Female employment and intimate partner violence: Evidence from Syrian Refugee inflows to Turkey

Bilge Erten and Pinar Keskin

Journal of Development Economics, Volume 150 (2021)



This paper investigates the causal effect of female’s economic empowerment—specifically an increase in female employment—on the probability of experiencing domestic violence in Turkey. In particular, the authors exploit the differences in the inflow of refugees after the outbreak of the Syrian civil war in March 2011 across Turkish provinces as an exogenous shock to female employment.

The analysis is based on: (a) province-level data on registered refugees in 2014 from the Turkish migration authority; and (b) individual-level data on domestic violence and other socioeconomic outcomes from Turkey’s National Survey of Domestic Violence against Women conducted in 2008 and 2014. The survey captures data on whether a woman had ever experienced different forms of physical, sexual, or psychological violence from her intimate partner.

Main results:

  • Syrian refugee inflows negatively affected the labor market outcomes of Turkish women, without significantly affecting the labor market outcomes of Turkish men. Syrian refugees primarily displaced female workers, with stronger effects in the private sector driven by displacement within agricultural and service sectors. There is no evidence that Syrian refugee inflows significantly affected male labor market outcomes. Syrian refugees in Turkey have been predominantly employed in the informal sector because they were not permitted to apply for work permits until January 2016. Consequently, Syrian refugees who found work in the informal sector were more likely to displace Turkish women, who have tended to be employed in industries with high degrees of informality, such as agriculture and domestic services.
  • There is a significant decline in intimate partner violence in the provinces that received a higher share of Syrian refugees. Inflows of Syrian refugees, and consequent reduction in local female employment, reduced the likelihood that Turkish women experienced physical, sexual, and psychological violence from their husbands.
  • There is some suggestive evidence that changes related to both employment and domestic violence are concentrated among women with lower levels of educational attainment, who were more likely to be displaced by the Syrian refugees.
  • Changes in partner characteristics, gender attitudes, cohabitation patterns, or the division of labor within the household do not explain these results.
  • The disproportionate reduction in women’s employment and income induced by the Syrian refugee inflow shock may result in a decline in men’s incentives to use violence as a means of extracting resources from women. Similarly, the reduction in employment of women may relieve potential tensions in the household stemming from men having a preference against women’s work outside of home. As a result, women’s exposure to intimate partner violence declined.

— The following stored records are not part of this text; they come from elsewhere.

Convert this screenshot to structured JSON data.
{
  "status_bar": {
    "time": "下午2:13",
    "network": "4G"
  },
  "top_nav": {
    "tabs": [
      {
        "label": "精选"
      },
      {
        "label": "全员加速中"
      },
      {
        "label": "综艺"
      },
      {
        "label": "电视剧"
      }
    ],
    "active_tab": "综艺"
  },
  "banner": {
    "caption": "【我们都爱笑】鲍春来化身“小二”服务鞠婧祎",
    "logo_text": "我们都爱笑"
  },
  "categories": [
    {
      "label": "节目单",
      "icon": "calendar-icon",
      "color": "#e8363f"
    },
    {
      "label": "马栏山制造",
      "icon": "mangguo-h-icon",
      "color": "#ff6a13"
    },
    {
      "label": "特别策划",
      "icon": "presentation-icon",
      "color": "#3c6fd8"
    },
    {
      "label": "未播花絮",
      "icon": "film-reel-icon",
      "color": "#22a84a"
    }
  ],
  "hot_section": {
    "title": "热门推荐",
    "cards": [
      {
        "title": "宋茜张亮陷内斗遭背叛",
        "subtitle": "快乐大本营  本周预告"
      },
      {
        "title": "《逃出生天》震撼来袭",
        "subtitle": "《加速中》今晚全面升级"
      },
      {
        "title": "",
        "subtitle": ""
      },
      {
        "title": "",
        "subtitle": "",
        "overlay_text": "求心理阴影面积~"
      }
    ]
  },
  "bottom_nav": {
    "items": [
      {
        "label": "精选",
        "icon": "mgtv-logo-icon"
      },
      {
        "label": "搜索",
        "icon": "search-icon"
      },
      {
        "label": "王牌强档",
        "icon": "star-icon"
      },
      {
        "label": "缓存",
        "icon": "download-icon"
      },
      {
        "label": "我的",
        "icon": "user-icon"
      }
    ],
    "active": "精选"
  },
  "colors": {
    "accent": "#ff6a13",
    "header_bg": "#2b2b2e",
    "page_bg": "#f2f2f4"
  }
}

These results are consistent with instrumental theories of violence, whereby a decline in a woman’s earning opportunities reduces the incentives of her male partners to use violence as a means of rent extraction or gaining control over household decision-making. They are also consistent with men having a preference against their partner’s employment, which implies that men reduce their violent behaviors once women comply with men’s preferences.